(Irish Grid Reference: H966376)
The Parish of Kilcluney runs alongside the borders of Gosford Demesne and is situated in the Barony of Lower Fews. Originally known as 'Cloncerney' or 'Cloncearnie' from Clan-Cernagh, the Parish was the home of the Gaelic O'Hanlon clan until the land around was confiscated during the Land Inquisition of 1609. This land was granted to settlers of Scottish origin, including Sir James Douglas and Sir Henry Acheson.
The site of Kilcluney Graveyard is in the townland of Kilbracks, approximately one mile south of Markethill on the road to Glenanne. The graveyard is still in use and in the care of Armagh District Council. Reputedly, the last man hanged for sheep stealing in Ireland is buried here.
Within the graveyard is an elongated mound that seems to indicate the site of the original church. We do not know the date in which this church was constructed. Local legend has the church being burned to the ground with the congregation inside during the Rebellion of 1641. The historical evidence, however, does not seem to support this. The violence within the parish at this time came about when Sir Phelim O'Neill avenged his defeat at Castlederg by reputedly dispatching Mulmory O'Donnell to massacre all the Protestants within the parishes of Mullabrack, Loughgilly and Kilcluney. During this action, the Reverend Mercer of Mullabrack and the Reverend Burns of Loughgilly were murdered. The confusion over the destruction of a possible church on the site of Kilcluney graveyard seems to have arisen because of the unification of Kilclooney and Mullaghbrack parishes early in the seventeenth century, in February 1627 (Calendar of the Patent and Close Rolls of Chancery in Ireland, Membrane 47). Mullaghbrack church was indeed attacked and its minister Mercer killed in 1641. Because the Reverend Mercer was at the time minister for both Mullaghbrack and Kilcluney parishes, subsequent generations have supposed the elimination of a church at Kilcluney.
This union of Kilcluney and Mullaghbrack parishes lasted until 1792 when Lord Viscount Gosford granted an acre of land to the congregation for the purpose of a churchyard.
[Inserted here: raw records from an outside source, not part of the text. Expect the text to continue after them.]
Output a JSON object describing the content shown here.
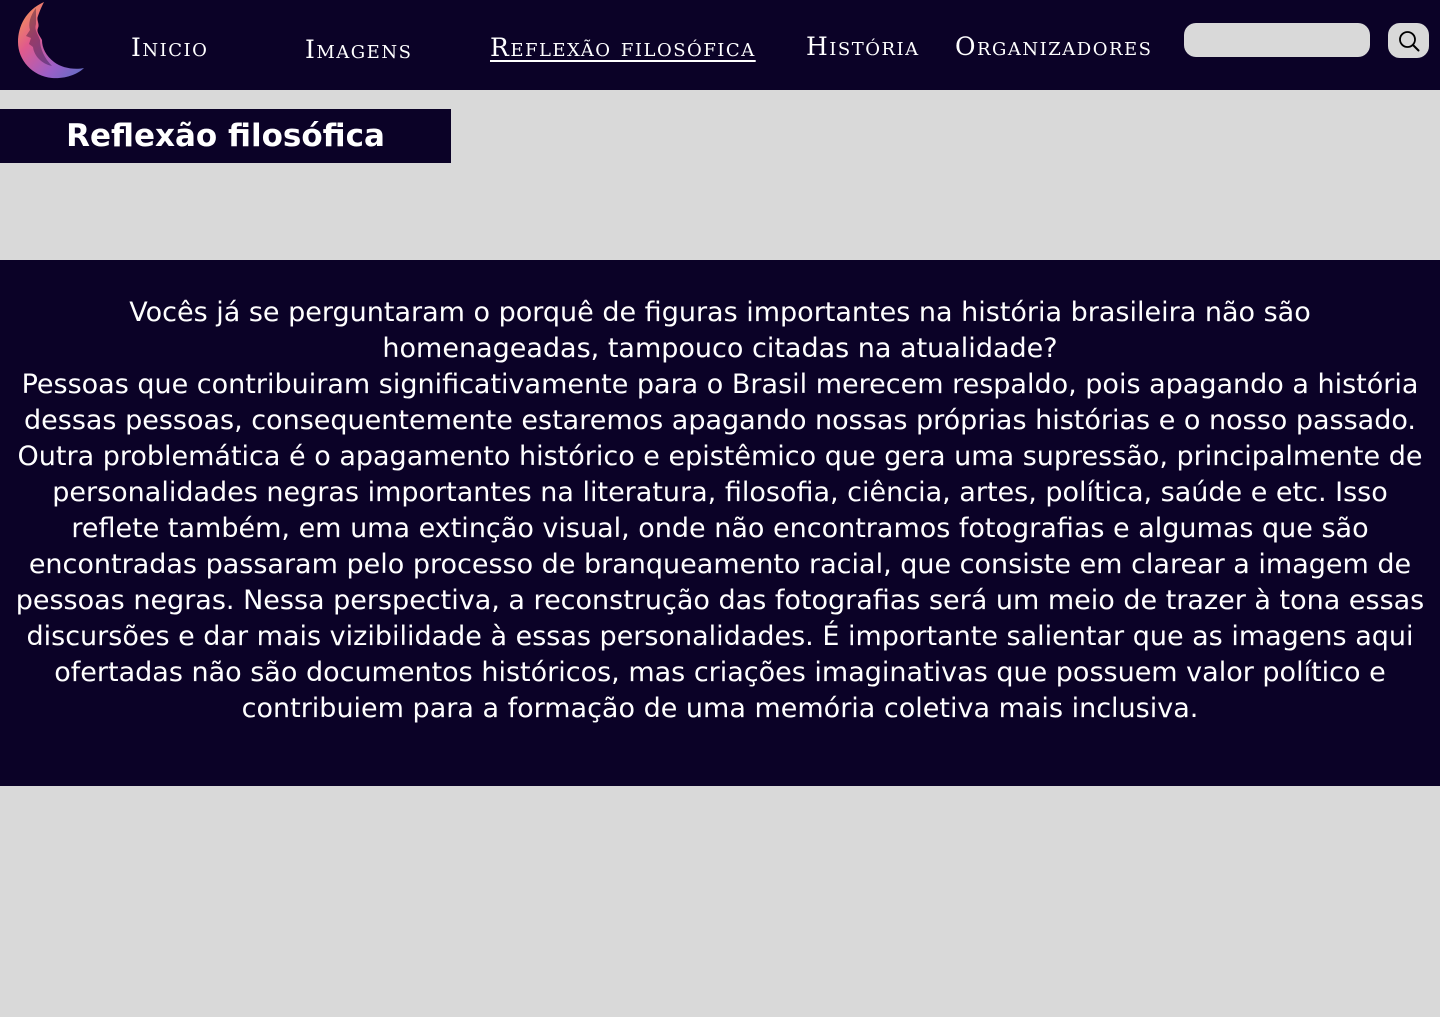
{
  "header": {
    "logo_icon": "woman-profile-crescent-logo",
    "nav": {
      "inicio": "Inicio",
      "imagens": "Imagens",
      "reflexao": "Reflexão filosófica",
      "historia": "História",
      "organizadores": "Organizadores"
    },
    "active_item": "Reflexão filosófica",
    "search": {
      "placeholder": "",
      "value": "",
      "button_icon": "search-icon"
    }
  },
  "page": {
    "title": "Reflexão filosófica",
    "question": "Vocês já se perguntaram o porquê de figuras importantes na história brasileira não são homenageadas, tampouco citadas na atualidade?",
    "body": "Pessoas que contribuiram significativamente para o Brasil merecem respaldo, pois apagando a história dessas pessoas, consequentemente estaremos apagando nossas próprias histórias e o nosso passado. Outra problemática é o apagamento histórico e epistêmico que gera uma supressão, principalmente de personalidades negras importantes na literatura, filosofia, ciência, artes, política, saúde e etc. Isso reflete também, em uma extinção visual, onde não encontramos fotografias e algumas que são encontradas passaram pelo processo de branqueamento racial, que consiste em clarear a imagem de pessoas negras.  Nessa perspectiva, a reconstrução das fotografias será um meio de trazer à tona essas discursões e dar mais vizibilidade à essas personalidades. É importante salientar que as imagens aqui ofertadas não são documentos históricos, mas criações imaginativas que possuem valor político e contribuiem para a formação de uma memória coletiva mais inclusiva."
  },
  "colors": {
    "navy": "#0b0227",
    "background": "#d9d9d9",
    "text": "#ffffff",
    "logo_gradient": [
      "#f7a14a",
      "#e05a8c",
      "#9a5fc8",
      "#5b6fc4"
    ]
  }
}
A gift of £500 from the Board of First Fruits in 1794 brought about the construction of the present church, Saint John's Church of Ireland, Kilcluney, in the townland of Glassdrummond.